Extracted data Start Marker

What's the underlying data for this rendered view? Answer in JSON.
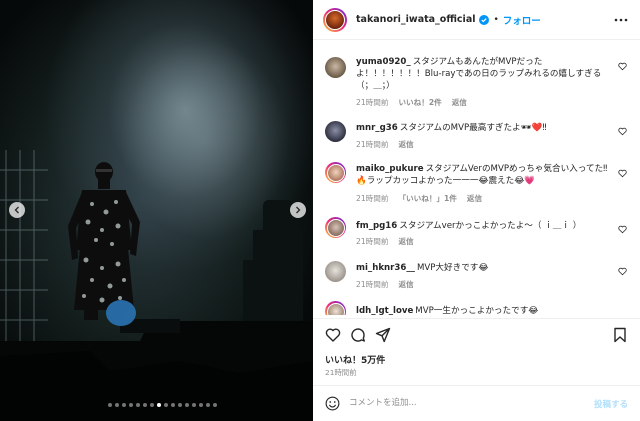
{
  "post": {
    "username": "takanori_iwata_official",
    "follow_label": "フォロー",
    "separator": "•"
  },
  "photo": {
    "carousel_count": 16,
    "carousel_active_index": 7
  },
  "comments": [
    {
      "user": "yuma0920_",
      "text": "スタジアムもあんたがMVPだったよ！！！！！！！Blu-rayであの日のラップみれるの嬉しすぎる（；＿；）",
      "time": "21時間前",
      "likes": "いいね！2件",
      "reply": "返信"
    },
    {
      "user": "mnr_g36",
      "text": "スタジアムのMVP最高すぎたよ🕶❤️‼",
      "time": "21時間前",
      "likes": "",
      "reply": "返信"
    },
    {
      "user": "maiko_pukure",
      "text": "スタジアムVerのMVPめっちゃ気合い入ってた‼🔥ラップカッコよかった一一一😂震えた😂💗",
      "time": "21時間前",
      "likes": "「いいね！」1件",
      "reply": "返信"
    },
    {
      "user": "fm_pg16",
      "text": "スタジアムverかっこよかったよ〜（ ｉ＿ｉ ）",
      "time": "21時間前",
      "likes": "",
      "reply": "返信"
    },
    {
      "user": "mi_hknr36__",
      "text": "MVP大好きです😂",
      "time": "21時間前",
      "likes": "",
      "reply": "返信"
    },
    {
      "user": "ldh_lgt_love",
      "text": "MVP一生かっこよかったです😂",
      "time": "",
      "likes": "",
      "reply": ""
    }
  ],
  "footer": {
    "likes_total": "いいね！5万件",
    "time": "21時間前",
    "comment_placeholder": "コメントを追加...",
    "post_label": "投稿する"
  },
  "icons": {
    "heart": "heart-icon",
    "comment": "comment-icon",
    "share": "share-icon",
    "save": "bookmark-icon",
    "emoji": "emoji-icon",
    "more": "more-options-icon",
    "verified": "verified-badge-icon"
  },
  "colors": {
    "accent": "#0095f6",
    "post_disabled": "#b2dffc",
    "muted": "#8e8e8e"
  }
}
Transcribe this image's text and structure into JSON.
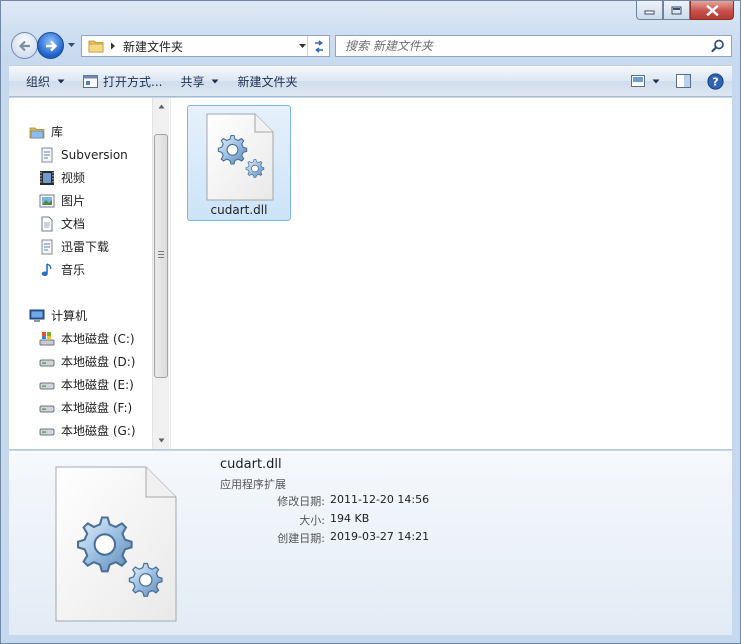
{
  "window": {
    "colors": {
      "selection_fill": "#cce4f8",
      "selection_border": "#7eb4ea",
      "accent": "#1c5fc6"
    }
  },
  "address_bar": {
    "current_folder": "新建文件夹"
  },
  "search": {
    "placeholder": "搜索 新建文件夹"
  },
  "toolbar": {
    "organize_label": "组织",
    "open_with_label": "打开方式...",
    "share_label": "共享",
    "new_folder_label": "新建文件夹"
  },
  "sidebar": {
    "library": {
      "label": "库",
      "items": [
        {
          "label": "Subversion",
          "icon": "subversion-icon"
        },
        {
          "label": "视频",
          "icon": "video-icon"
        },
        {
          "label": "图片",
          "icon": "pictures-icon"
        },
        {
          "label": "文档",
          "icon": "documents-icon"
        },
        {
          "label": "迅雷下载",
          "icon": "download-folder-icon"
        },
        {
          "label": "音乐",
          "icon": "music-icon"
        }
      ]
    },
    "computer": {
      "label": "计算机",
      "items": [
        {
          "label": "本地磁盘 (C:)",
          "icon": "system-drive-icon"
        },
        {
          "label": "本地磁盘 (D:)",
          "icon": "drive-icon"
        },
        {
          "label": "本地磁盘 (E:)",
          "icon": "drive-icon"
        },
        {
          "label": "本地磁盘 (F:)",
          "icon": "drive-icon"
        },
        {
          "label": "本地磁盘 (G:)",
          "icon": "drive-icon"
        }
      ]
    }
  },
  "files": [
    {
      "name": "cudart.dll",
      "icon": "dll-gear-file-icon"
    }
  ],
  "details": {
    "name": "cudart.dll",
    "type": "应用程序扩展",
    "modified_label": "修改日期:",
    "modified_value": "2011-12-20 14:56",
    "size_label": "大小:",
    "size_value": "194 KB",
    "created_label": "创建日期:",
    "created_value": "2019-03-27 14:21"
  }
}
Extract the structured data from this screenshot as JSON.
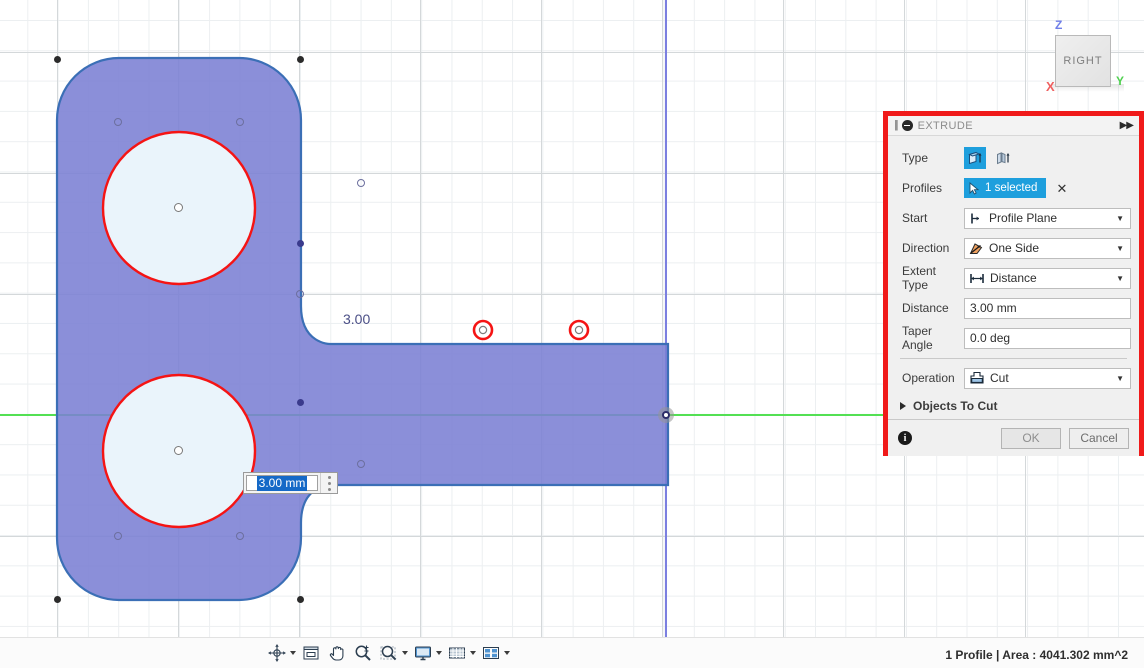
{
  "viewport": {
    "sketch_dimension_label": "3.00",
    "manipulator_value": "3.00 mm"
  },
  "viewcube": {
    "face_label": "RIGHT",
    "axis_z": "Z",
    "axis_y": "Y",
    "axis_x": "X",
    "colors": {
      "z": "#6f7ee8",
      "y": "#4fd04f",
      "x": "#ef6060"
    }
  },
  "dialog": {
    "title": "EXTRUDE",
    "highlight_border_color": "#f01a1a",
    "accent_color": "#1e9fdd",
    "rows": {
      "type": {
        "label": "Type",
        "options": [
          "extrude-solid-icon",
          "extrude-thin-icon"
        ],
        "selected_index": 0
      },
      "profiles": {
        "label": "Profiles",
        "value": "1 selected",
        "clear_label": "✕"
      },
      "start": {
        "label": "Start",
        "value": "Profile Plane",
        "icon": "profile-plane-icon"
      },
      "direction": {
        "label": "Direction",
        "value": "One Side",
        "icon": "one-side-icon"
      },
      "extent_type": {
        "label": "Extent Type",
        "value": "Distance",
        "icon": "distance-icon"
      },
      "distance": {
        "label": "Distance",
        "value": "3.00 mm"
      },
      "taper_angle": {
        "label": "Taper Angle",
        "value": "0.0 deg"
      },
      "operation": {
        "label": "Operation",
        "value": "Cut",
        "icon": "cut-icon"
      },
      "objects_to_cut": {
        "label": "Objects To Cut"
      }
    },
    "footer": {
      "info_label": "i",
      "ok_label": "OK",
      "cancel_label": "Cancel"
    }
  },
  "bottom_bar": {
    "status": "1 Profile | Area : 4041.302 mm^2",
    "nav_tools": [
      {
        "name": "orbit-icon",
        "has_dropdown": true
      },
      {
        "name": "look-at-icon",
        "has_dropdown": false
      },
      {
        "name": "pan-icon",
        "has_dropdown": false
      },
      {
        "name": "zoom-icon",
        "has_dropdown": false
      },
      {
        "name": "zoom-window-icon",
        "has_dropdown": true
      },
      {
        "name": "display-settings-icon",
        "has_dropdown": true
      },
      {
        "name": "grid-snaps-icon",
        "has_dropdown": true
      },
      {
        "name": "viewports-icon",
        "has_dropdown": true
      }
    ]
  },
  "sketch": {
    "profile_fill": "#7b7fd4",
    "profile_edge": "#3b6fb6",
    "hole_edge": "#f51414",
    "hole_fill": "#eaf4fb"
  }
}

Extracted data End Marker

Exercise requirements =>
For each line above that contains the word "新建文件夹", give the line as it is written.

Answer =>
    "current_folder": "新建文件夹"
    "placeholder": "搜索 新建文件夹"
    "new_folder_label": "新建文件夹"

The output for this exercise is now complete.